Web page and app entries

- Opening Delimiter -

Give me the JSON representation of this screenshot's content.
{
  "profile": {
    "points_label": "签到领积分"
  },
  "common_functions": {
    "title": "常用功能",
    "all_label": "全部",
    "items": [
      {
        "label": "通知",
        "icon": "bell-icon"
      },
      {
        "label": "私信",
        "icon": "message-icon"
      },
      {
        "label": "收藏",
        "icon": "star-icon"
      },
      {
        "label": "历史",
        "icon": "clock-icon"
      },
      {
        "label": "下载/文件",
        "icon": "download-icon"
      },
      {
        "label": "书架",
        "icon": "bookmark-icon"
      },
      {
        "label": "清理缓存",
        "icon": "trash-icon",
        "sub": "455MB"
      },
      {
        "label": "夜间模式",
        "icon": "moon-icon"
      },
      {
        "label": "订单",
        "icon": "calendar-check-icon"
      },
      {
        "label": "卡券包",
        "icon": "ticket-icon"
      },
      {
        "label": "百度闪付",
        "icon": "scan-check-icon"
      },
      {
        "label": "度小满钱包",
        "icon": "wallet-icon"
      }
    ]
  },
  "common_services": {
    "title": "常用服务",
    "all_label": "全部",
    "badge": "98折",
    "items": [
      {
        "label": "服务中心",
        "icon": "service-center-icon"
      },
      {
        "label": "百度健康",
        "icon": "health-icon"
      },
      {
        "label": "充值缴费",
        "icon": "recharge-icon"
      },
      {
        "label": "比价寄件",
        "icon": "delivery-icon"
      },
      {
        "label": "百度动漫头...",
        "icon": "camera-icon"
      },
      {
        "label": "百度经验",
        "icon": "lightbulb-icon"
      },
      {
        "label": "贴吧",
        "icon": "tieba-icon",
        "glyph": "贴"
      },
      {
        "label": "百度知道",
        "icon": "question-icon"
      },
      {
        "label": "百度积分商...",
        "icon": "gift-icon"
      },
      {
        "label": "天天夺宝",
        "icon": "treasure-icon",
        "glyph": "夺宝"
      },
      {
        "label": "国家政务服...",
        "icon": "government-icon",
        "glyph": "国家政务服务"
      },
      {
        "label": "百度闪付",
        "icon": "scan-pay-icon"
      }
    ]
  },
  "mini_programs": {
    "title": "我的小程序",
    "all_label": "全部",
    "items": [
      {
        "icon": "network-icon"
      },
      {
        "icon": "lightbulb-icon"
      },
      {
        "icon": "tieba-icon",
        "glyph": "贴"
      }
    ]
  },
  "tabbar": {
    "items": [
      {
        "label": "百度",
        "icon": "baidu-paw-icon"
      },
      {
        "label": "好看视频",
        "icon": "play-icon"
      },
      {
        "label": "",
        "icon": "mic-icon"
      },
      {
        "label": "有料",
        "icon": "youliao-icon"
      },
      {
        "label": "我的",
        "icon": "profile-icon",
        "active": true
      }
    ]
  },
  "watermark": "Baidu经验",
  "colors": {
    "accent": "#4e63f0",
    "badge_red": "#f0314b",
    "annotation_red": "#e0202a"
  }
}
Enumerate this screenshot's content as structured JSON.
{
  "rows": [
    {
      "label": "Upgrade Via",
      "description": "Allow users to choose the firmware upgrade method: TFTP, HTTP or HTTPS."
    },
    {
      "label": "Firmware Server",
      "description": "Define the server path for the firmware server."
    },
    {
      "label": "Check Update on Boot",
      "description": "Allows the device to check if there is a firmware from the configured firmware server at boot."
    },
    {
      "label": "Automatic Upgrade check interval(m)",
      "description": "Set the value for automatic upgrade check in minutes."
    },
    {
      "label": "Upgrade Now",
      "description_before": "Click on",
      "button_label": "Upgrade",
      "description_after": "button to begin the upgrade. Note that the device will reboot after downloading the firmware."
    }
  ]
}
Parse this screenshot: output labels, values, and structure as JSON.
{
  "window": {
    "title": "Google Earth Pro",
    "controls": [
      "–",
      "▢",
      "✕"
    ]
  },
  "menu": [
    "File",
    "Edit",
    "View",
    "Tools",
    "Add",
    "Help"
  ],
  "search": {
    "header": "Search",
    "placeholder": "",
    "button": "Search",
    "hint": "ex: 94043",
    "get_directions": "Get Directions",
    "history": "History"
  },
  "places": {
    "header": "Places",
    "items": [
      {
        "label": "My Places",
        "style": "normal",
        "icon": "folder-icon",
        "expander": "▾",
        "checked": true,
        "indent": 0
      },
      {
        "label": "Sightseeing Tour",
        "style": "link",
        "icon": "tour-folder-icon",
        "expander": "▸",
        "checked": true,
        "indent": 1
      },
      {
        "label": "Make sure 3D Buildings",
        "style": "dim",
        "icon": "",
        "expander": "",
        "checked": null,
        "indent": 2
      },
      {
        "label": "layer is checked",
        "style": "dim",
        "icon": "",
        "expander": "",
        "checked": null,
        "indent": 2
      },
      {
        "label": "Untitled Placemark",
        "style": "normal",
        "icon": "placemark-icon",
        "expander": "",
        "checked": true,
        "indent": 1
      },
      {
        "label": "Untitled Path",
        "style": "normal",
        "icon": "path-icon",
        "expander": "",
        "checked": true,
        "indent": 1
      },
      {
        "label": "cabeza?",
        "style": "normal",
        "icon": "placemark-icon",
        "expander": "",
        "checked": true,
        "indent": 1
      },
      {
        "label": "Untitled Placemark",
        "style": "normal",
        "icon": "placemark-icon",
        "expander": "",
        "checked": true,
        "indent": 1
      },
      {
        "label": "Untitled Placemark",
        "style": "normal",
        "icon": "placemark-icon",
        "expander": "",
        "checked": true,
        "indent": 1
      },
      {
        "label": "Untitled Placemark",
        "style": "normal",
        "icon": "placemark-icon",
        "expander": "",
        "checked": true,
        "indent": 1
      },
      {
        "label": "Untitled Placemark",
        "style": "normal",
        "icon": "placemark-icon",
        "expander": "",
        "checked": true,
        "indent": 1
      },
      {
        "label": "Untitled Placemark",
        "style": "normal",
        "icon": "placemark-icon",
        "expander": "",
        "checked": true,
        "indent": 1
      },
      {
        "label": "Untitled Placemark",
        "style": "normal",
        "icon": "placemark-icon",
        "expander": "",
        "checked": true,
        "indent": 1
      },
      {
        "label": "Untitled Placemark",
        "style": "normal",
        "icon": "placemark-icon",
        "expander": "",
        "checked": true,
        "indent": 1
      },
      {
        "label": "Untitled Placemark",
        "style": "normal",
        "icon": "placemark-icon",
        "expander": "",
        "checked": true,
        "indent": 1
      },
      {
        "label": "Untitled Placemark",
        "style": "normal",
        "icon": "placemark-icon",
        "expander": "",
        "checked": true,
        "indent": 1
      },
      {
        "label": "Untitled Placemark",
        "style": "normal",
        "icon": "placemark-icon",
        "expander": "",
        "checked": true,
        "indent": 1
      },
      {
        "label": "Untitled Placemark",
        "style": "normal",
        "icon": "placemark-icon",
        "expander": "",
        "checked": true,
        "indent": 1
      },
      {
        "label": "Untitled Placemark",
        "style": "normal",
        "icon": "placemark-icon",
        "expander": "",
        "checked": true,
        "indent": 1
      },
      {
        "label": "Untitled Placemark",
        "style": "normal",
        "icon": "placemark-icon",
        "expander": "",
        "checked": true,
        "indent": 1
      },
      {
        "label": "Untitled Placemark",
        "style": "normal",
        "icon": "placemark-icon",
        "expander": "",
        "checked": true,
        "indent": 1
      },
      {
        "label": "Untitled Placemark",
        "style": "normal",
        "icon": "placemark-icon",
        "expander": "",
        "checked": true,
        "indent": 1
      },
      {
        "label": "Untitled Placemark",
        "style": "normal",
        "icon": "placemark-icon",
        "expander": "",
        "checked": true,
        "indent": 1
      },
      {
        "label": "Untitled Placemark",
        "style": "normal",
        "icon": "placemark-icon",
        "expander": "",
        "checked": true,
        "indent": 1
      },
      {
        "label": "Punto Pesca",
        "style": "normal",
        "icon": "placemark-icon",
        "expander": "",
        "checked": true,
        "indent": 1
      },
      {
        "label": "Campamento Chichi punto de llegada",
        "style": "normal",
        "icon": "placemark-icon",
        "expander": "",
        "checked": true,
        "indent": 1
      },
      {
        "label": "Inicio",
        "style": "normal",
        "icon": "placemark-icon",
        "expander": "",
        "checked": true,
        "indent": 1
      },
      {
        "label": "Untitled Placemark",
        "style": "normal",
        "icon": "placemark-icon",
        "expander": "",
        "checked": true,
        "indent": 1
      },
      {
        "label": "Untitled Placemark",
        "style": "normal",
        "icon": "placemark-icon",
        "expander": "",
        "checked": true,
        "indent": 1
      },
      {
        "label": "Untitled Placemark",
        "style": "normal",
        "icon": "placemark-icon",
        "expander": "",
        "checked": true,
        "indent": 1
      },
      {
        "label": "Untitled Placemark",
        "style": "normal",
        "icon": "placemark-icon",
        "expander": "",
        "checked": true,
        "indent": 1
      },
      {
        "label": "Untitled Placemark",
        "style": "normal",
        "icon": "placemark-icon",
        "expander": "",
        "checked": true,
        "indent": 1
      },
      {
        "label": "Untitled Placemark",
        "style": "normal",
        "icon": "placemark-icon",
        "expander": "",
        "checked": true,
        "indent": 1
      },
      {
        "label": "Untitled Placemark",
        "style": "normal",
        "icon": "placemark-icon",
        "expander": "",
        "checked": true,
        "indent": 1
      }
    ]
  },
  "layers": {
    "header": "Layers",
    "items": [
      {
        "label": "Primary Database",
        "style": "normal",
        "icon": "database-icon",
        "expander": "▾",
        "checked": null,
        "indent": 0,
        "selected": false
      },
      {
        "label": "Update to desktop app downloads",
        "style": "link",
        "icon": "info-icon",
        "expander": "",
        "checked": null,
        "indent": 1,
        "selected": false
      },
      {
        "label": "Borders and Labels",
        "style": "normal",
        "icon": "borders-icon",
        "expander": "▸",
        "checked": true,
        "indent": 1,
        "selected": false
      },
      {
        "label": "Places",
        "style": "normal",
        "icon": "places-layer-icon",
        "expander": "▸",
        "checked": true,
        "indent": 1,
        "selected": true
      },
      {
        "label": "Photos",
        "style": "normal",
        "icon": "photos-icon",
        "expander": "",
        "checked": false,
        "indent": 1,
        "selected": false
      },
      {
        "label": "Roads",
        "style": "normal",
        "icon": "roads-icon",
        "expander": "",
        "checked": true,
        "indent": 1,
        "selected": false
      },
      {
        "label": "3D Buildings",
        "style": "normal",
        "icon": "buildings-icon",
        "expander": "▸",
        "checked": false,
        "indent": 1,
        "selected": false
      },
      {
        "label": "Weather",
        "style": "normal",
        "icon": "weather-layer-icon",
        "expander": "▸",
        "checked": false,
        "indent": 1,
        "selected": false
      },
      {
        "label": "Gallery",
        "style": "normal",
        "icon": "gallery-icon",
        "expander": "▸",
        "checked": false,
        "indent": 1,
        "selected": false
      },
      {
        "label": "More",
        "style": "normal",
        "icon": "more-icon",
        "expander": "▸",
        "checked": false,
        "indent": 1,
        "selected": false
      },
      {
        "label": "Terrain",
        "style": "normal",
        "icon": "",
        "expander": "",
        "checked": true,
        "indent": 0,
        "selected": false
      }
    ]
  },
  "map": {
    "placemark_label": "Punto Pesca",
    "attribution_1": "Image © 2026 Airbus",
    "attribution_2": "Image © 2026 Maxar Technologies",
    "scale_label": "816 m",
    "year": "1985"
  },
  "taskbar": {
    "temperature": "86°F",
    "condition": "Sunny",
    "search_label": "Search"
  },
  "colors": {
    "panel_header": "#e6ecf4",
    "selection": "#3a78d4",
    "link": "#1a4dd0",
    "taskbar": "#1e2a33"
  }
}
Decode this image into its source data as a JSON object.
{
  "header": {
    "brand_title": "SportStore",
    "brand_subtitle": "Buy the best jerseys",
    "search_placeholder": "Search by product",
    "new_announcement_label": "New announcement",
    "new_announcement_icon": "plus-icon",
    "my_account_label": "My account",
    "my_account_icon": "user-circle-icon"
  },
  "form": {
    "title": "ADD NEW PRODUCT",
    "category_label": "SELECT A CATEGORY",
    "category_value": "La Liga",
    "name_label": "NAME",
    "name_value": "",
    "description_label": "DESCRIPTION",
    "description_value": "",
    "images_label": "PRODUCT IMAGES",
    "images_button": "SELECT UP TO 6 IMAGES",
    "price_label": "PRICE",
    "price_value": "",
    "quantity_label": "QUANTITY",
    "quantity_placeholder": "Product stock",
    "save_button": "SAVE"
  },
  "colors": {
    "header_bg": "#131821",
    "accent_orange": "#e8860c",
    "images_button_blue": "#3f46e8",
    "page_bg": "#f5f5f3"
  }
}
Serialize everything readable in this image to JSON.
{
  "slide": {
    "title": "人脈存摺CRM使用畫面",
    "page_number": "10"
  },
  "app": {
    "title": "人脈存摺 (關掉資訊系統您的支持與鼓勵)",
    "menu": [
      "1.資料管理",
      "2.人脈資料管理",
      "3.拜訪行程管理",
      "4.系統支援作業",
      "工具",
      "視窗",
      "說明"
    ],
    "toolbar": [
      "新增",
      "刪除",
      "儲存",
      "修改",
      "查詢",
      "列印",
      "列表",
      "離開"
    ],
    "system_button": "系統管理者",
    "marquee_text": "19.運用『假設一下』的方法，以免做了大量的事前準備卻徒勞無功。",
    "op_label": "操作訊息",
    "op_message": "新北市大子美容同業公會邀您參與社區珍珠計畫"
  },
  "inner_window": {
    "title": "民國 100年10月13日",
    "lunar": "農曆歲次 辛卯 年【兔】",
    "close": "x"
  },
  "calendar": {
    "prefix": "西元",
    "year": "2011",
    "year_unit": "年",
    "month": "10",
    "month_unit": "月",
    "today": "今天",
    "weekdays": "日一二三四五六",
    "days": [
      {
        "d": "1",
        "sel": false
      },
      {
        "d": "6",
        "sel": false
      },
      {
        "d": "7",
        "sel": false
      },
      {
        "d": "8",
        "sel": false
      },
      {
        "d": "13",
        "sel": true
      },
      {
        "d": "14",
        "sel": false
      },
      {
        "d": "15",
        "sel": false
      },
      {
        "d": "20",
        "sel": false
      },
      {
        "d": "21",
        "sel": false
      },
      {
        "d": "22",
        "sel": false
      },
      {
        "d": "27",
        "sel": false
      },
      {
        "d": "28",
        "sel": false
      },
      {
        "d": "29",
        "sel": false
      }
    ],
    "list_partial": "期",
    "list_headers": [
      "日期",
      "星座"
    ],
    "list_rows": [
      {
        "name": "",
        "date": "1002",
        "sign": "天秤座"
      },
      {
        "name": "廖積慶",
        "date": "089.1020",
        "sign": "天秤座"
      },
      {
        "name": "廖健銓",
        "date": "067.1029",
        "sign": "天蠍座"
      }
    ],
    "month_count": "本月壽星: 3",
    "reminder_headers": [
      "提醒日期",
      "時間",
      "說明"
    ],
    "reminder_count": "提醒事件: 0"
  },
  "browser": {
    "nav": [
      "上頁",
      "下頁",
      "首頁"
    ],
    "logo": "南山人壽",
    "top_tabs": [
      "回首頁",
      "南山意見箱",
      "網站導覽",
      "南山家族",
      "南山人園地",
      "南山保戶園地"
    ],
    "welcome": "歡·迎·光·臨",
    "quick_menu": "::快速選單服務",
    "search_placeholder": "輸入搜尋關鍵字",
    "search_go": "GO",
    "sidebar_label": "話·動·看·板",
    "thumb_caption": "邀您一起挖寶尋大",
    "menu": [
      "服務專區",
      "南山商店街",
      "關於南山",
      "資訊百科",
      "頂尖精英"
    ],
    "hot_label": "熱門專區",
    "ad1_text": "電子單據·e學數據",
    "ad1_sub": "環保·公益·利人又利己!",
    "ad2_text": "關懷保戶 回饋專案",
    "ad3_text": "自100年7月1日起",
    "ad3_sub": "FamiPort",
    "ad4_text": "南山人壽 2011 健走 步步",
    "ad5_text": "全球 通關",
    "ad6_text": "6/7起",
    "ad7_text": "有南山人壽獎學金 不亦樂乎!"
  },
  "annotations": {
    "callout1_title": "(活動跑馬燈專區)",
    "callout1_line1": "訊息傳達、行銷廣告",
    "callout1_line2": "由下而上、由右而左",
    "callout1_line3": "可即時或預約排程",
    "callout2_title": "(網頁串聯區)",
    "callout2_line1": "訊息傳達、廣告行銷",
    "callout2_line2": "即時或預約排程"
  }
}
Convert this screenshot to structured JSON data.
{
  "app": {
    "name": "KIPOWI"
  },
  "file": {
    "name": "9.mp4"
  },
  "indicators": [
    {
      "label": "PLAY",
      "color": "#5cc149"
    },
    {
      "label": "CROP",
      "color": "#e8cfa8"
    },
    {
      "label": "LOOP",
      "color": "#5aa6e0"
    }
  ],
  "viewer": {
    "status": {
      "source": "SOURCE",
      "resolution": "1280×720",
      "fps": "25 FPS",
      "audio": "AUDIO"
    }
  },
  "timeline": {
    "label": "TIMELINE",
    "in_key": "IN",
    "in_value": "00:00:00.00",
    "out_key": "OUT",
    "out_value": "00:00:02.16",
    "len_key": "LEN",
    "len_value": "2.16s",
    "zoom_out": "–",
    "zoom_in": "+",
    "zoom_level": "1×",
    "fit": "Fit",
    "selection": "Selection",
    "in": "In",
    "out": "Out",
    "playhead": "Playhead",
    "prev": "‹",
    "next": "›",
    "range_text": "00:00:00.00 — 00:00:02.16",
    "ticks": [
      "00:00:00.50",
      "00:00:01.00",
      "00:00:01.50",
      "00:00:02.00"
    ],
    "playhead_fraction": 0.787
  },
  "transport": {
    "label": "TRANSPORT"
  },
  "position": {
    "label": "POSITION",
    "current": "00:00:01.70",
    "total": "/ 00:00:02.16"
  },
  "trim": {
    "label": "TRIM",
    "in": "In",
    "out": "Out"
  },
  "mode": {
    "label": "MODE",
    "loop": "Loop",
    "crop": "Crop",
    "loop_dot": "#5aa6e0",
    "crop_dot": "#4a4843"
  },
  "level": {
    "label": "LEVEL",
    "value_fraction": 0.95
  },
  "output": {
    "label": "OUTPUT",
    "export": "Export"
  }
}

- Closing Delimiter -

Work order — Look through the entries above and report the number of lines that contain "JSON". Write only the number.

Exercise output — 6